# WHAT TO DO
The answer must consist of each line below that contains the string "JSON".

### DATA FOR ANALYSIS ###

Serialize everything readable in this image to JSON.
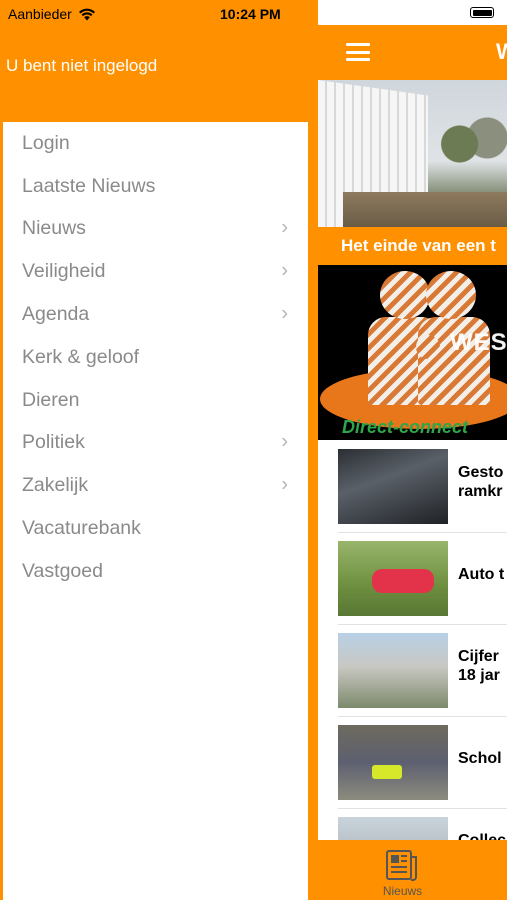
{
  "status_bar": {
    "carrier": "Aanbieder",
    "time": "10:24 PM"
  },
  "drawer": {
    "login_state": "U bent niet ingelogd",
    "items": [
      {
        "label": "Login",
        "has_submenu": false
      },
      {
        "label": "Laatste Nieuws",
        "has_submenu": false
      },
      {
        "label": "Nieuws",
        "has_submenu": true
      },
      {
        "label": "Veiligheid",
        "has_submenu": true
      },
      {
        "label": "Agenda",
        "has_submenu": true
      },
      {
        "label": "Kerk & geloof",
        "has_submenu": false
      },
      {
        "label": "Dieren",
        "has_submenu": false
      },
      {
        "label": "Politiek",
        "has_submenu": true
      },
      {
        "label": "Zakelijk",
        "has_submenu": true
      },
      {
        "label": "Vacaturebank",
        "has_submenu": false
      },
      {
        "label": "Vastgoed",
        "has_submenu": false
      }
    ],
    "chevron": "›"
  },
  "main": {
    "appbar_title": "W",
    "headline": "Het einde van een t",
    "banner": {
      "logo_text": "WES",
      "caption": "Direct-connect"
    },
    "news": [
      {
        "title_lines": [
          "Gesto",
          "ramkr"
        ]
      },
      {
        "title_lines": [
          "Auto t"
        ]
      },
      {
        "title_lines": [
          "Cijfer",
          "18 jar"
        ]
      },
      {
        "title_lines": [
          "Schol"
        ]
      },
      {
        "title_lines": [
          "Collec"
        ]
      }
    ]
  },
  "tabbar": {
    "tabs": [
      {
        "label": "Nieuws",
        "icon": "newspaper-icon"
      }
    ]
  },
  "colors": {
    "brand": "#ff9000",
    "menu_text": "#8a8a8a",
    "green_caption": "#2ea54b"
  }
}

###
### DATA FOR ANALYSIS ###

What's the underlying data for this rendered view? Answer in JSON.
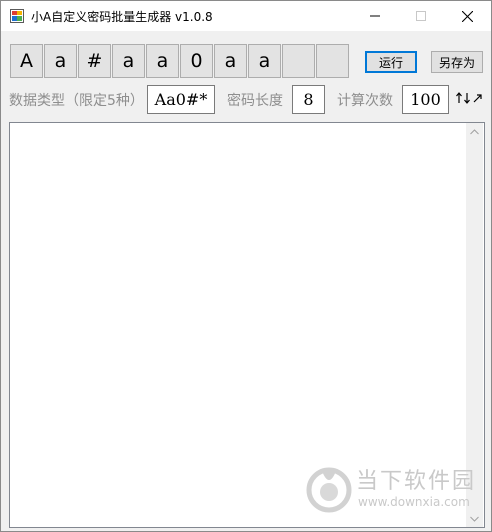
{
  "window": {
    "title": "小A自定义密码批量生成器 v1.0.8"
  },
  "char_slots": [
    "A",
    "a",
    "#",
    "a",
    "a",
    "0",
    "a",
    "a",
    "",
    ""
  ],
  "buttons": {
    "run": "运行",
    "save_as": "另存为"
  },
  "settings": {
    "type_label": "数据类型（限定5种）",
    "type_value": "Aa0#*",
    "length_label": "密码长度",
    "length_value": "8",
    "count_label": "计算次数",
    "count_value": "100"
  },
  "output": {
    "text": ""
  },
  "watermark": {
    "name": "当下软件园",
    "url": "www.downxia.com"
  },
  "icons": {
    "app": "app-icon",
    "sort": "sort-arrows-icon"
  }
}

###
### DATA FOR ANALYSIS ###

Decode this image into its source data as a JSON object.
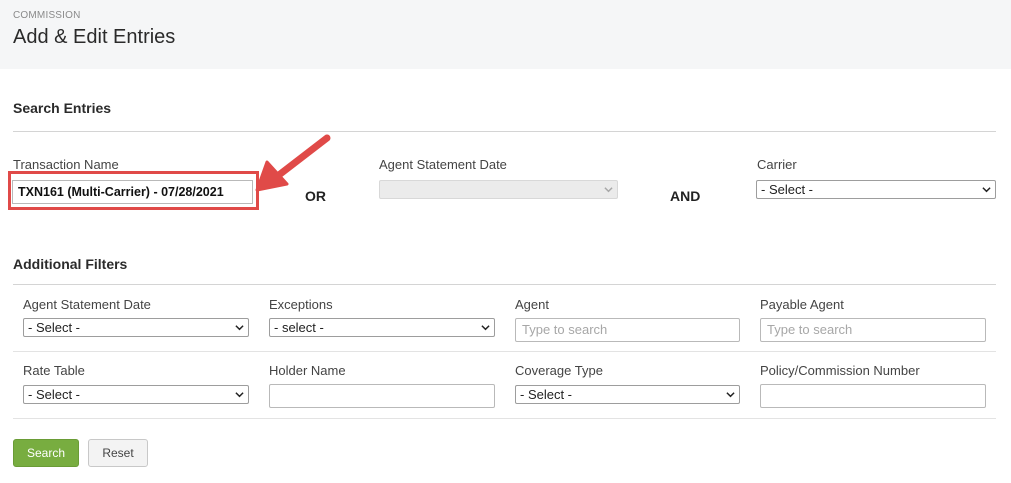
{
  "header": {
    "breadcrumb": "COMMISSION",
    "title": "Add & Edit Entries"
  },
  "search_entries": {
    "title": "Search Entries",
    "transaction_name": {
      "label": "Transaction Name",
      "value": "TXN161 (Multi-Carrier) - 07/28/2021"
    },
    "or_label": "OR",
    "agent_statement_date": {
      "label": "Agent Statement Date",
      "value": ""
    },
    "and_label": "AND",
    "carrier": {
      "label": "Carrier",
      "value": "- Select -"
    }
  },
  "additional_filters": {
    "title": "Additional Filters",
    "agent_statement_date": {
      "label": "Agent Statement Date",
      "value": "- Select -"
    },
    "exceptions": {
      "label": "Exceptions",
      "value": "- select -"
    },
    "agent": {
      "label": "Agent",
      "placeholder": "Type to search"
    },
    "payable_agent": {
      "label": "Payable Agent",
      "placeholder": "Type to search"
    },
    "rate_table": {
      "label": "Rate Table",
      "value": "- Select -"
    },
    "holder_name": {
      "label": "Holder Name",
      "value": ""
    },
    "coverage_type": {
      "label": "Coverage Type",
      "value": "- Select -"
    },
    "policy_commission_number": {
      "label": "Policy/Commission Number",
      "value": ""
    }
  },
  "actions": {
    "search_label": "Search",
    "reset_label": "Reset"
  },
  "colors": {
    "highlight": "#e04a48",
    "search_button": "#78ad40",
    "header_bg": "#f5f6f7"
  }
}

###

# ANSWER BELOW
Serialize everything readable in this image to JSON.
What's the underlying data for this rendered view? Answer in JSON.
Decode this image into its source data as a JSON object.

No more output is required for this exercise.